Each line of the data below containing "JSON" needs to be listed.

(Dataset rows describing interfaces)
+-------+

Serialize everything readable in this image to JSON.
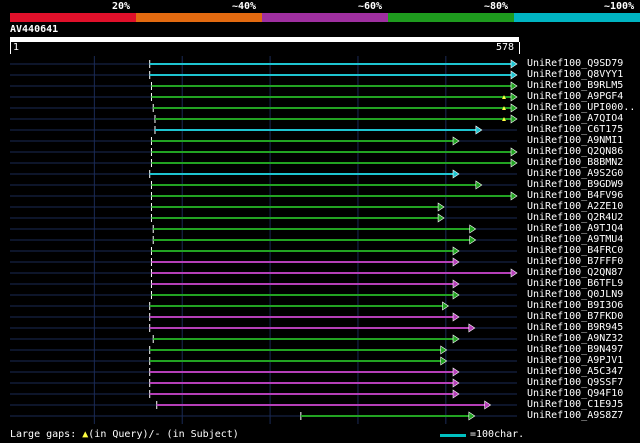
{
  "legend": {
    "segments": [
      {
        "label": "20%",
        "color": "#e0102a"
      },
      {
        "label": "~40%",
        "color": "#e26a10"
      },
      {
        "label": "~60%",
        "color": "#9f2fa0"
      },
      {
        "label": "~80%",
        "color": "#1e9b1e"
      },
      {
        "label": "~100%",
        "color": "#00b4c2"
      }
    ]
  },
  "query": {
    "name": "AV440641",
    "start": "1",
    "end": "578"
  },
  "colors": {
    "identity_100": "#1ec4d0",
    "identity_80": "#22a322",
    "identity_60": "#b53fb8",
    "grid": "#1a2a55"
  },
  "hits": [
    {
      "name": "UniRef100_Q9SD79",
      "start": 160,
      "end": 578,
      "identity": 100
    },
    {
      "name": "UniRef100_Q8VYY1",
      "start": 160,
      "end": 578,
      "identity": 100
    },
    {
      "name": "UniRef100_B9RLM5",
      "start": 162,
      "end": 578,
      "identity": 80
    },
    {
      "name": "UniRef100_A9PGF4",
      "start": 162,
      "end": 578,
      "identity": 80,
      "gap": true
    },
    {
      "name": "UniRef100_UPI000..",
      "start": 164,
      "end": 578,
      "identity": 80,
      "gap": true
    },
    {
      "name": "UniRef100_A7QIO4",
      "start": 166,
      "end": 578,
      "identity": 80,
      "gap": true
    },
    {
      "name": "UniRef100_C6T175",
      "start": 166,
      "end": 538,
      "identity": 100
    },
    {
      "name": "UniRef100_A9NMI1",
      "start": 162,
      "end": 512,
      "identity": 80
    },
    {
      "name": "UniRef100_Q2QN86",
      "start": 162,
      "end": 578,
      "identity": 80
    },
    {
      "name": "UniRef100_B8BMN2",
      "start": 162,
      "end": 578,
      "identity": 80
    },
    {
      "name": "UniRef100_A9S2G0",
      "start": 160,
      "end": 512,
      "identity": 100
    },
    {
      "name": "UniRef100_B9GDW9",
      "start": 162,
      "end": 538,
      "identity": 80
    },
    {
      "name": "UniRef100_B4FV96",
      "start": 162,
      "end": 578,
      "identity": 80
    },
    {
      "name": "UniRef100_A2ZE10",
      "start": 162,
      "end": 495,
      "identity": 80
    },
    {
      "name": "UniRef100_Q2R4U2",
      "start": 162,
      "end": 495,
      "identity": 80
    },
    {
      "name": "UniRef100_A9TJQ4",
      "start": 164,
      "end": 531,
      "identity": 80
    },
    {
      "name": "UniRef100_A9TMU4",
      "start": 164,
      "end": 531,
      "identity": 80
    },
    {
      "name": "UniRef100_B4FRC0",
      "start": 162,
      "end": 512,
      "identity": 80
    },
    {
      "name": "UniRef100_B7FFF0",
      "start": 162,
      "end": 512,
      "identity": 60
    },
    {
      "name": "UniRef100_Q2QN87",
      "start": 162,
      "end": 578,
      "identity": 60
    },
    {
      "name": "UniRef100_B6TFL9",
      "start": 162,
      "end": 512,
      "identity": 60
    },
    {
      "name": "UniRef100_Q0JLN9",
      "start": 162,
      "end": 512,
      "identity": 80
    },
    {
      "name": "UniRef100_B9I3O6",
      "start": 160,
      "end": 500,
      "identity": 80
    },
    {
      "name": "UniRef100_B7FKD0",
      "start": 160,
      "end": 512,
      "identity": 60
    },
    {
      "name": "UniRef100_B9R945",
      "start": 160,
      "end": 530,
      "identity": 60
    },
    {
      "name": "UniRef100_A9NZ32",
      "start": 164,
      "end": 512,
      "identity": 80
    },
    {
      "name": "UniRef100_B9N497",
      "start": 160,
      "end": 498,
      "identity": 80
    },
    {
      "name": "UniRef100_A9PJV1",
      "start": 160,
      "end": 498,
      "identity": 80
    },
    {
      "name": "UniRef100_A5C347",
      "start": 160,
      "end": 512,
      "identity": 60
    },
    {
      "name": "UniRef100_Q9SSF7",
      "start": 160,
      "end": 512,
      "identity": 60
    },
    {
      "name": "UniRef100_Q94F10",
      "start": 160,
      "end": 512,
      "identity": 60
    },
    {
      "name": "UniRef100_C1E9J5",
      "start": 168,
      "end": 548,
      "identity": 60
    },
    {
      "name": "UniRef100_A9S8Z7",
      "start": 332,
      "end": 530,
      "identity": 80
    }
  ],
  "footer": {
    "gaps_prefix": "Large gaps: ",
    "gaps_query_icon": "▲",
    "gaps_suffix": "(in Query)/- (in Subject)",
    "scale_label": "=100char."
  }
}
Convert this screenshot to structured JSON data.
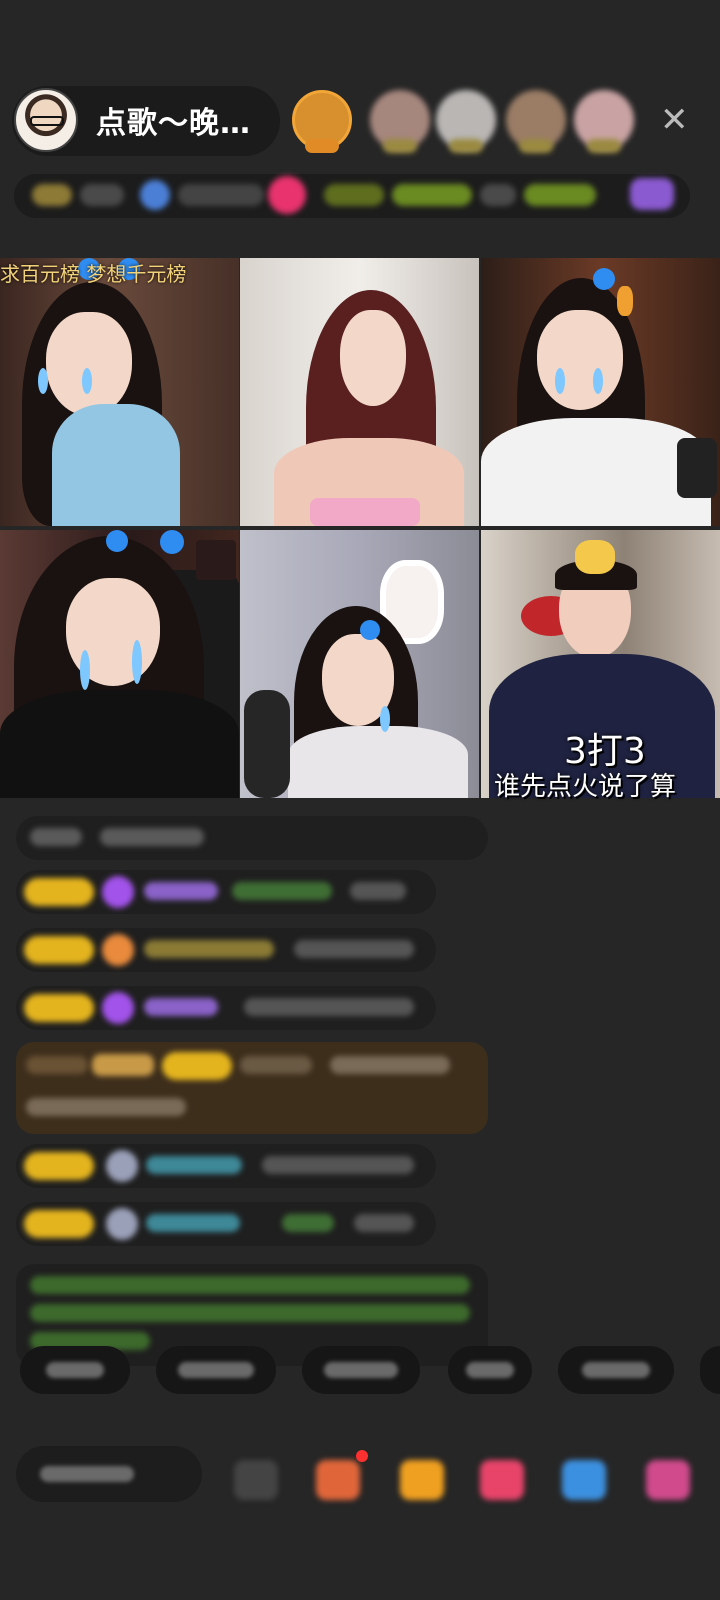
{
  "header": {
    "host_name": "点歌～晚…",
    "audience_count": 5,
    "close_icon": "close-icon"
  },
  "grid": {
    "tiles": [
      {
        "id": 1,
        "banner": "求百元榜 梦想千元榜"
      },
      {
        "id": 2,
        "banner": ""
      },
      {
        "id": 3,
        "banner": ""
      },
      {
        "id": 4,
        "banner": ""
      },
      {
        "id": 5,
        "banner": ""
      },
      {
        "id": 6,
        "overlay_title": "3打3",
        "overlay_subtitle": "谁先点火说了算"
      }
    ]
  },
  "colors": {
    "background": "#262626",
    "badge_gold": "#e4b41e",
    "chat_green": "#7bbf5e",
    "chat_blue": "#5fb6c9",
    "chat_purple": "#a46ee6"
  }
}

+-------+

Expected output
Serialize everything readable in this image to JSON.
Convert this screenshot to structured JSON data.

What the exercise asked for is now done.